* **TASK INSTRUCTIONS**
Copy out each line below in which the string "bold" appears.

=== Section Start ===

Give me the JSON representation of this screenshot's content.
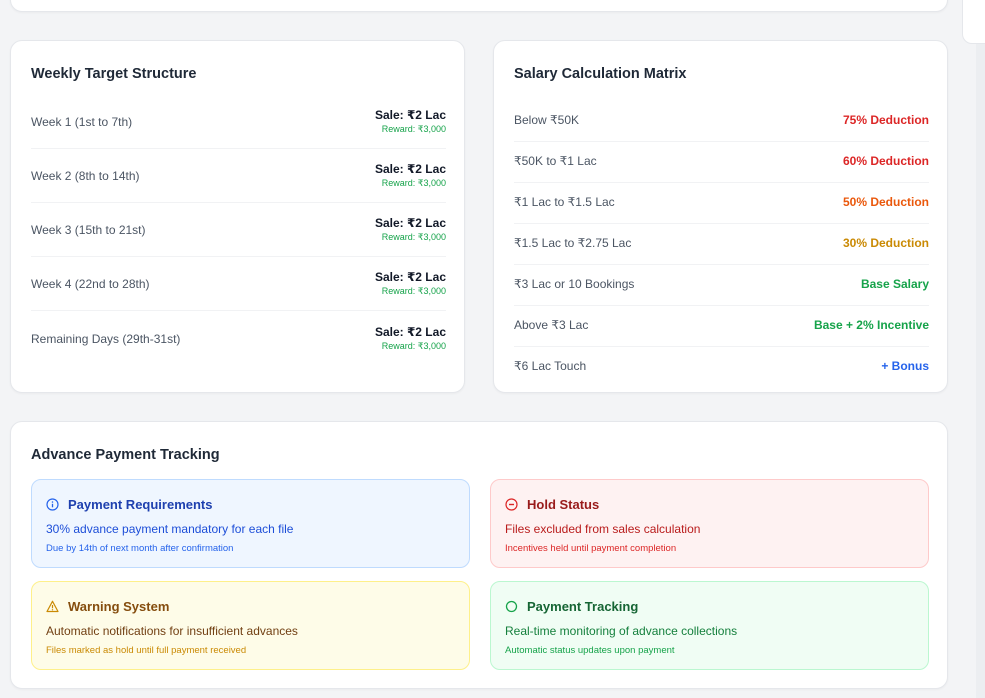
{
  "weekly": {
    "title": "Weekly Target Structure",
    "rows": [
      {
        "label": "Week 1 (1st to 7th)",
        "sale": "Sale: ₹2 Lac",
        "reward": "Reward: ₹3,000"
      },
      {
        "label": "Week 2 (8th to 14th)",
        "sale": "Sale: ₹2 Lac",
        "reward": "Reward: ₹3,000"
      },
      {
        "label": "Week 3 (15th to 21st)",
        "sale": "Sale: ₹2 Lac",
        "reward": "Reward: ₹3,000"
      },
      {
        "label": "Week 4 (22nd to 28th)",
        "sale": "Sale: ₹2 Lac",
        "reward": "Reward: ₹3,000"
      },
      {
        "label": "Remaining Days (29th-31st)",
        "sale": "Sale: ₹2 Lac",
        "reward": "Reward: ₹3,000"
      }
    ]
  },
  "salary": {
    "title": "Salary Calculation Matrix",
    "rows": [
      {
        "label": "Below ₹50K",
        "value": "75% Deduction",
        "color": "#dc2626"
      },
      {
        "label": "₹50K to ₹1 Lac",
        "value": "60% Deduction",
        "color": "#dc2626"
      },
      {
        "label": "₹1 Lac to ₹1.5 Lac",
        "value": "50% Deduction",
        "color": "#ea580c"
      },
      {
        "label": "₹1.5 Lac to ₹2.75 Lac",
        "value": "30% Deduction",
        "color": "#ca8a04"
      },
      {
        "label": "₹3 Lac or 10 Bookings",
        "value": "Base Salary",
        "color": "#16a34a"
      },
      {
        "label": "Above ₹3 Lac",
        "value": "Base + 2% Incentive",
        "color": "#16a34a"
      },
      {
        "label": "₹6 Lac Touch",
        "value": "+ Bonus",
        "color": "#2563eb"
      }
    ]
  },
  "advance": {
    "title": "Advance Payment Tracking",
    "boxes": [
      {
        "icon": "info-icon",
        "title": "Payment Requirements",
        "desc": "30% advance payment mandatory for each file",
        "note": "Due by 14th of next month after confirmation"
      },
      {
        "icon": "hold-icon",
        "title": "Hold Status",
        "desc": "Files excluded from sales calculation",
        "note": "Incentives held until payment completion"
      },
      {
        "icon": "warning-icon",
        "title": "Warning System",
        "desc": "Automatic notifications for insufficient advances",
        "note": "Files marked as hold until full payment received"
      },
      {
        "icon": "circle-icon",
        "title": "Payment Tracking",
        "desc": "Real-time monitoring of advance collections",
        "note": "Automatic status updates upon payment"
      }
    ]
  }
}
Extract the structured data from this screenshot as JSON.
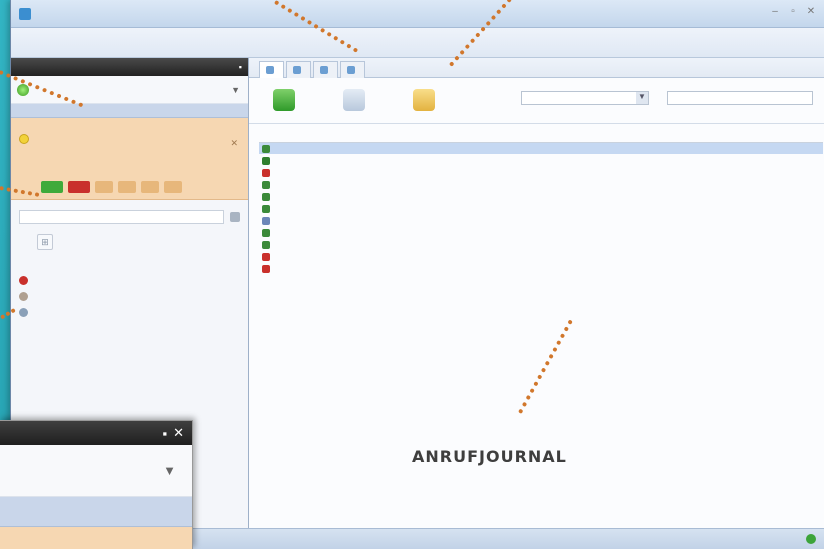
{
  "window": {
    "title": "",
    "controls": [
      "–",
      "▫",
      "✕"
    ]
  },
  "menu": [
    "",
    "",
    "",
    "",
    ""
  ],
  "left": {
    "panel_header": "",
    "status_label": "",
    "line_label": "",
    "call": {
      "number": "",
      "name": "",
      "state": "",
      "info": ""
    },
    "search_placeholder": "",
    "links": [
      {
        "text": "",
        "color": "#c9302c"
      },
      {
        "text": "",
        "color": "#b0a090"
      },
      {
        "text": "",
        "color": "#8aa0b8"
      }
    ]
  },
  "tabs": [
    {
      "label": ""
    },
    {
      "label": ""
    },
    {
      "label": ""
    },
    {
      "label": ""
    }
  ],
  "toolbar": {
    "call_label": "",
    "contact_label": "",
    "open_label": "",
    "filter_value": "",
    "search_placeholder": ""
  },
  "journal": {
    "columns": [
      "",
      "",
      "",
      "",
      ""
    ],
    "rows": [
      {
        "name": "",
        "number": "",
        "date": "",
        "duration": "",
        "for": "",
        "icon_color": "#3b8a3a",
        "selected": true
      },
      {
        "name": "",
        "number": "",
        "date": "",
        "duration": "",
        "for": "",
        "icon_color": "#2f7f2f",
        "selected": false
      },
      {
        "name": "",
        "number": "",
        "date": "",
        "duration": "",
        "for": "",
        "icon_color": "#c9302c",
        "selected": false
      },
      {
        "name": "",
        "number": "",
        "date": "",
        "duration": "",
        "for": "",
        "icon_color": "#3b8a3a",
        "selected": false
      },
      {
        "name": "",
        "number": "",
        "date": "",
        "duration": "",
        "for": "",
        "icon_color": "#3b8a3a",
        "selected": false
      },
      {
        "name": "",
        "number": "",
        "date": "",
        "duration": "",
        "for": "",
        "icon_color": "#3b8a3a",
        "selected": false
      },
      {
        "name": "",
        "number": "",
        "date": "",
        "duration": "",
        "for": "",
        "icon_color": "#6b86b8",
        "selected": false
      },
      {
        "name": "",
        "number": "",
        "date": "",
        "duration": "",
        "for": "",
        "icon_color": "#3b8a3a",
        "selected": false
      },
      {
        "name": "",
        "number": "",
        "date": "",
        "duration": "",
        "for": "",
        "icon_color": "#3b8a3a",
        "selected": false
      },
      {
        "name": "",
        "number": "",
        "date": "",
        "duration": "",
        "for": "",
        "icon_color": "#c9302c",
        "selected": false
      },
      {
        "name": "",
        "number": "",
        "date": "",
        "duration": "",
        "for": "",
        "icon_color": "#c9302c",
        "selected": false
      }
    ]
  },
  "statusbar": {
    "right_text": ""
  },
  "annotation": {
    "label": "ANRUFJOURNAL"
  },
  "colors": {
    "accent_orange": "#d1772c",
    "background_teal": "#2aa4b3",
    "selection": "#c5d8f2"
  }
}
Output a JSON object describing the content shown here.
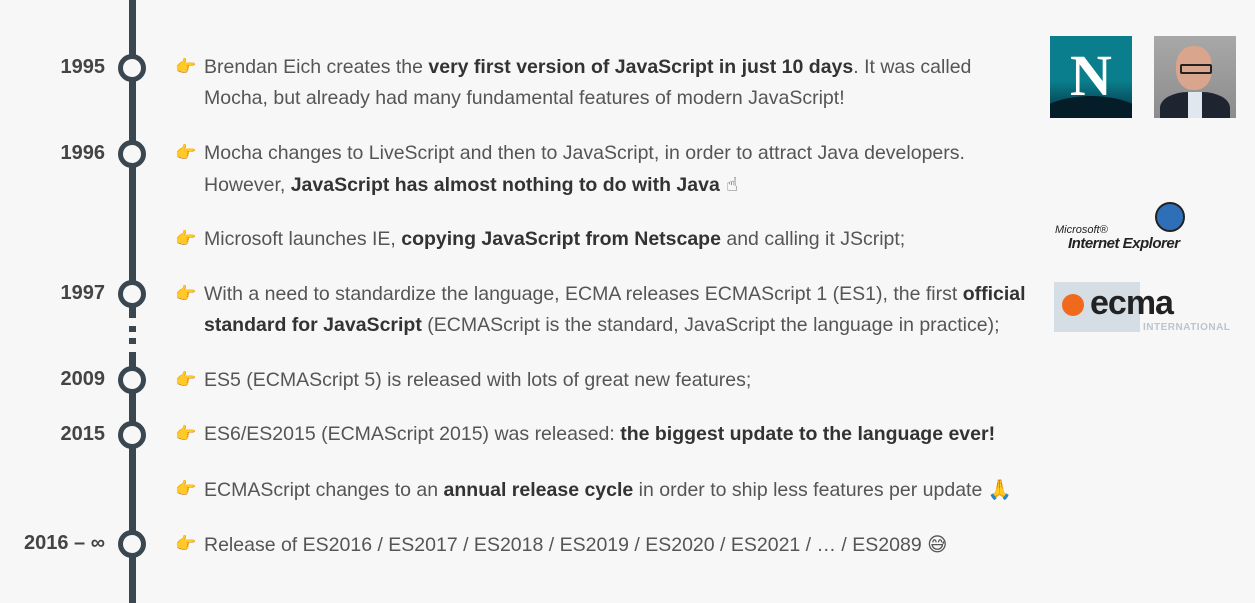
{
  "years": {
    "y1995": "1995",
    "y1996": "1996",
    "y1997": "1997",
    "y2009": "2009",
    "y2015": "2015",
    "y2016": "2016 – ∞"
  },
  "pointer_icon": "👉",
  "entries": {
    "e1995": {
      "pre": "Brendan Eich creates the ",
      "bold": "very first version of JavaScript in just 10 days",
      "post": ". It was called Mocha, but already had many fundamental features of modern JavaScript!"
    },
    "e1996a": {
      "pre": "Mocha changes to LiveScript and then to JavaScript, in order to attract Java developers. However, ",
      "bold": "JavaScript has almost nothing to do with Java",
      "emoji": " ☝"
    },
    "e1996b": {
      "pre": "Microsoft launches IE, ",
      "bold": "copying JavaScript from Netscape",
      "post": " and calling it JScript;"
    },
    "e1997": {
      "pre": "With a need to standardize the language, ECMA releases ECMAScript 1 (ES1), the first ",
      "bold": "official standard for JavaScript",
      "post": " (ECMAScript is the standard, JavaScript the language in practice);"
    },
    "e2009": {
      "text": "ES5 (ECMAScript 5) is released with lots of great new features;"
    },
    "e2015a": {
      "pre": "ES6/ES2015 (ECMAScript 2015) was released: ",
      "bold": "the biggest update to the language ever!"
    },
    "e2015b": {
      "pre": "ECMAScript changes to an ",
      "bold": "annual release cycle",
      "post": " in order to ship less features per update ",
      "emoji": "🙏"
    },
    "e2016": {
      "pre": "Release of ES2016 / ES2017 / ES2018 / ES2019 / ES2020 / ES2021 / … / ES2089 ",
      "emoji": "😅"
    }
  },
  "logos": {
    "netscape_letter": "N",
    "ie_brand": "Microsoft®",
    "ie_name": "Internet Explorer",
    "ecma_word": "ecma",
    "ecma_sub": "INTERNATIONAL"
  },
  "colors": {
    "timeline": "#3a4750",
    "pointer": "#e0a419"
  }
}
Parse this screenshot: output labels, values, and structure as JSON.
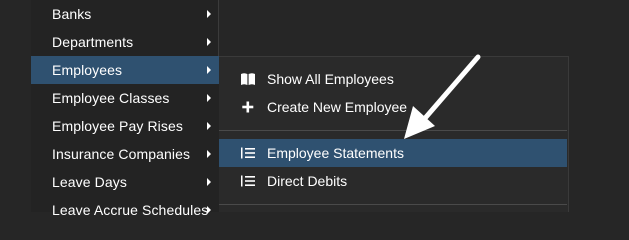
{
  "left_menu": {
    "items": [
      {
        "label": "Banks"
      },
      {
        "label": "Departments"
      },
      {
        "label": "Employees"
      },
      {
        "label": "Employee Classes"
      },
      {
        "label": "Employee Pay Rises"
      },
      {
        "label": "Insurance Companies"
      },
      {
        "label": "Leave Days"
      },
      {
        "label": "Leave Accrue Schedules"
      }
    ],
    "active_index": 2
  },
  "submenu": {
    "items": [
      {
        "label": "Show All Employees",
        "icon": "book-icon"
      },
      {
        "label": "Create New Employee",
        "icon": "plus-icon"
      },
      {
        "label": "Employee Statements",
        "icon": "list-ordered-icon"
      },
      {
        "label": "Direct Debits",
        "icon": "list-ordered-icon"
      }
    ],
    "active_index": 2
  },
  "colors": {
    "background": "#262626",
    "menu_background": "#232323",
    "highlight": "#2f5170",
    "text": "#ffffff"
  }
}
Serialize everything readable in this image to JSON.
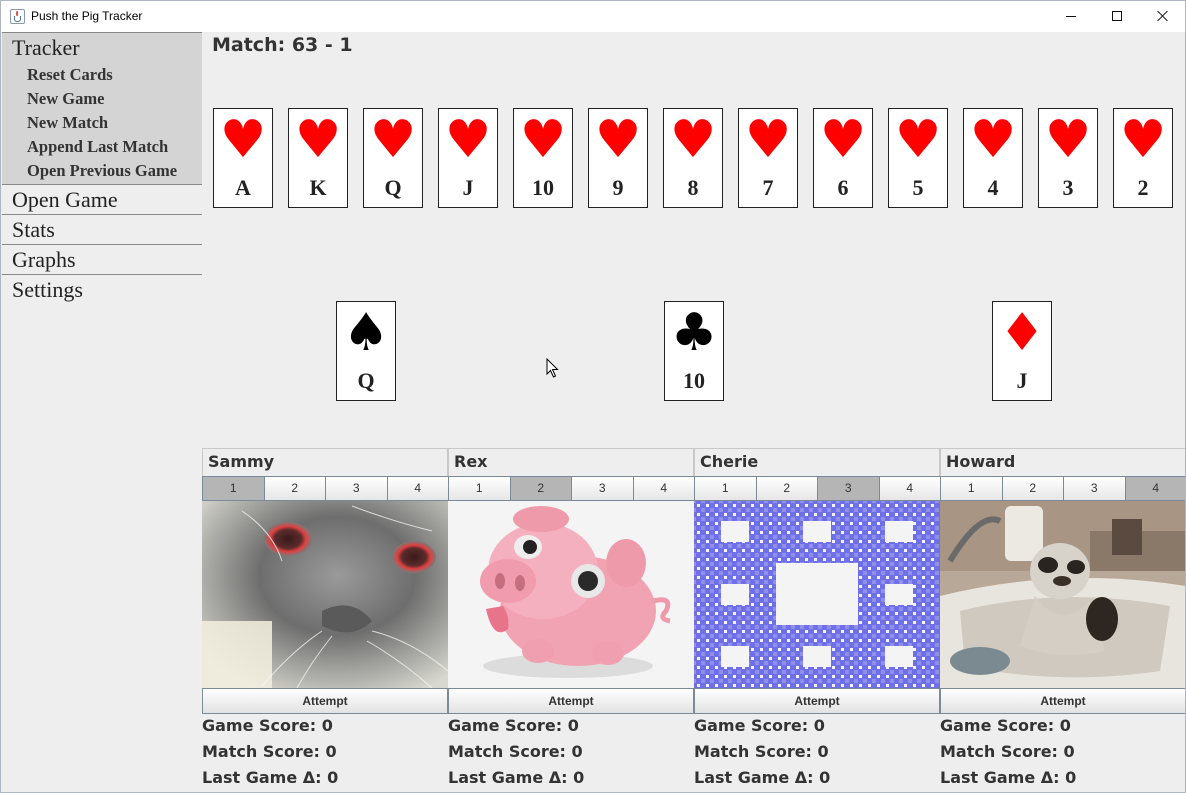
{
  "window": {
    "title": "Push the Pig Tracker"
  },
  "sidebar": {
    "tracker": {
      "label": "Tracker",
      "items": [
        "Reset Cards",
        "New Game",
        "New Match",
        "Append Last Match",
        "Open Previous Game"
      ]
    },
    "sections": [
      "Open Game",
      "Stats",
      "Graphs",
      "Settings"
    ]
  },
  "match": {
    "label": "Match: 63 - 1"
  },
  "heart_row": {
    "suit": "hearts",
    "suit_color": "#ff0000",
    "ranks": [
      "A",
      "K",
      "Q",
      "J",
      "10",
      "9",
      "8",
      "7",
      "6",
      "5",
      "4",
      "3",
      "2"
    ]
  },
  "played_cards": [
    {
      "suit": "spades",
      "rank": "Q",
      "color": "#000000"
    },
    {
      "suit": "clubs",
      "rank": "10",
      "color": "#000000"
    },
    {
      "suit": "diamonds",
      "rank": "J",
      "color": "#ff0000"
    }
  ],
  "players": [
    {
      "name": "Sammy",
      "tabs": [
        "1",
        "2",
        "3",
        "4"
      ],
      "selected_tab": "1",
      "avatar": "glowing-cat-image",
      "attempt_label": "Attempt",
      "game_score": "Game Score: 0",
      "match_score": "Match Score: 0",
      "last_game_delta": "Last Game Δ: 0"
    },
    {
      "name": "Rex",
      "tabs": [
        "1",
        "2",
        "3",
        "4"
      ],
      "selected_tab": "2",
      "avatar": "pink-pig-image",
      "attempt_label": "Attempt",
      "game_score": "Game Score: 0",
      "match_score": "Match Score: 0",
      "last_game_delta": "Last Game Δ: 0"
    },
    {
      "name": "Cherie",
      "tabs": [
        "1",
        "2",
        "3",
        "4"
      ],
      "selected_tab": "3",
      "avatar": "fractal-carpet-image",
      "attempt_label": "Attempt",
      "game_score": "Game Score: 0",
      "match_score": "Match Score: 0",
      "last_game_delta": "Last Game Δ: 0"
    },
    {
      "name": "Howard",
      "tabs": [
        "1",
        "2",
        "3",
        "4"
      ],
      "selected_tab": "4",
      "avatar": "cat-in-sink-image",
      "attempt_label": "Attempt",
      "game_score": "Game Score: 0",
      "match_score": "Match Score: 0",
      "last_game_delta": "Last Game Δ: 0"
    }
  ]
}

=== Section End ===

* **PROBLEM SOLUTION**
      "bold": "very first version of JavaScript in just 10 days",
      "bold": "JavaScript has almost nothing to do with Java",
      "bold": "copying JavaScript from Netscape",
      "bold": "official standard for JavaScript",
      "bold": "the biggest update to the language ever!"
      "bold": "annual release cycle",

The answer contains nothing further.